I could see very little flex in the chassis and that seems to be a trend with the new hydroformed frames paired with a 12mm rear thru axle. That is a really good trend. The Maxxis Ikons on the DT Swiss wheels accelerated well and helped with the quick feel.

Based on the brief ride at Bootleg, I have to put this bike on the top level of full suspension 29″ers at 100mm and I would not hesitate to suggest it for a rider who appreciates a faster feeling ride and is not bothered by a less-than-plush suspension feel.
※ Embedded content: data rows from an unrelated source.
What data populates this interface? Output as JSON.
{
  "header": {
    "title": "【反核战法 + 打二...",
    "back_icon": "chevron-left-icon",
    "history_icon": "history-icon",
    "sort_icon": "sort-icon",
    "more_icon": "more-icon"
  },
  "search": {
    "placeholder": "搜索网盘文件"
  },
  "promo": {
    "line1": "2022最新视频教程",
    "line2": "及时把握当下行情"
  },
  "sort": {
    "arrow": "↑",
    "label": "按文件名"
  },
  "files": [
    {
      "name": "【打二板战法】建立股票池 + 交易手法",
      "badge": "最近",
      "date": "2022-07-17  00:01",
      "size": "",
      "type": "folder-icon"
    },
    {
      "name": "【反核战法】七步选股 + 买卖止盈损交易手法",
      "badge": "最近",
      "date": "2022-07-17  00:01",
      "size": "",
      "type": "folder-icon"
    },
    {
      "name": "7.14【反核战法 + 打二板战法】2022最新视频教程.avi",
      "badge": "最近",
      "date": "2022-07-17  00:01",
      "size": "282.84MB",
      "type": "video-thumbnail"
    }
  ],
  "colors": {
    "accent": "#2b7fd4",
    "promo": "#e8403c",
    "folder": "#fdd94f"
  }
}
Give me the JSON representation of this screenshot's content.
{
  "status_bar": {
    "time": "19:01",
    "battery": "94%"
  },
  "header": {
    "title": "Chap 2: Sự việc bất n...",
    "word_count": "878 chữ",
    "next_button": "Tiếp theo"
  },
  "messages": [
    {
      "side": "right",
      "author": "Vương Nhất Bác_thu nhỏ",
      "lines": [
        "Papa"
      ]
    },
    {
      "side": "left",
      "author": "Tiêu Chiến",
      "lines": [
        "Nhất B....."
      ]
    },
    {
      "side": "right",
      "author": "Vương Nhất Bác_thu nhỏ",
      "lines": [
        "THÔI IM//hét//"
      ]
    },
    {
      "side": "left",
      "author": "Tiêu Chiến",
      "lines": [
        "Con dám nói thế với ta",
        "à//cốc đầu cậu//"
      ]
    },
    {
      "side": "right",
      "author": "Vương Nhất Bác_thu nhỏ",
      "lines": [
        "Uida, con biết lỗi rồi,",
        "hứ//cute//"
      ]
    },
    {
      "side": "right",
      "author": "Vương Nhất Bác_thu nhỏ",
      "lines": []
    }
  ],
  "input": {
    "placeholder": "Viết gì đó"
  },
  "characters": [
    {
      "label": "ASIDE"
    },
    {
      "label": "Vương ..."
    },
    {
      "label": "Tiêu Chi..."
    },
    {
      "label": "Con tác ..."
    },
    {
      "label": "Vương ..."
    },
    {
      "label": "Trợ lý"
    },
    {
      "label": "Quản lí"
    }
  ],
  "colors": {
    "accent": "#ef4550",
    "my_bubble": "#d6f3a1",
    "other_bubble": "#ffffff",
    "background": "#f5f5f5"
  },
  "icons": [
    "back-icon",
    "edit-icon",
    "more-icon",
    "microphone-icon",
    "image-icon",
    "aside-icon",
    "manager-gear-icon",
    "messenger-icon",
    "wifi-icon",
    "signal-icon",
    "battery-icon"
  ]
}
In that way, it joins the Epic and JET-9 in my book and is darn good looking to boot.

I have a riding friend who has a 3 year or so old Element 70 FS 26″er, and he has been wanting to get on a 29″er full suspension for next year. He likes the same type of big XC rides I do, ranging into the 40 mile zone+ and over all kinds of terrain, but never too heavy technical wise. He also races team 12 hour stuff and does not need a bigger trail bike, but wants the big wheel feel brought into his rides. Well, he is gonna LOVE this bike because it fills that slot perfectly and it says Rocky Mountain on it, and that means a lot to him.

Oh, Canada!

We hope to get on one for a longer ride later this season, so stay tuned.

More from Interbike coming soon!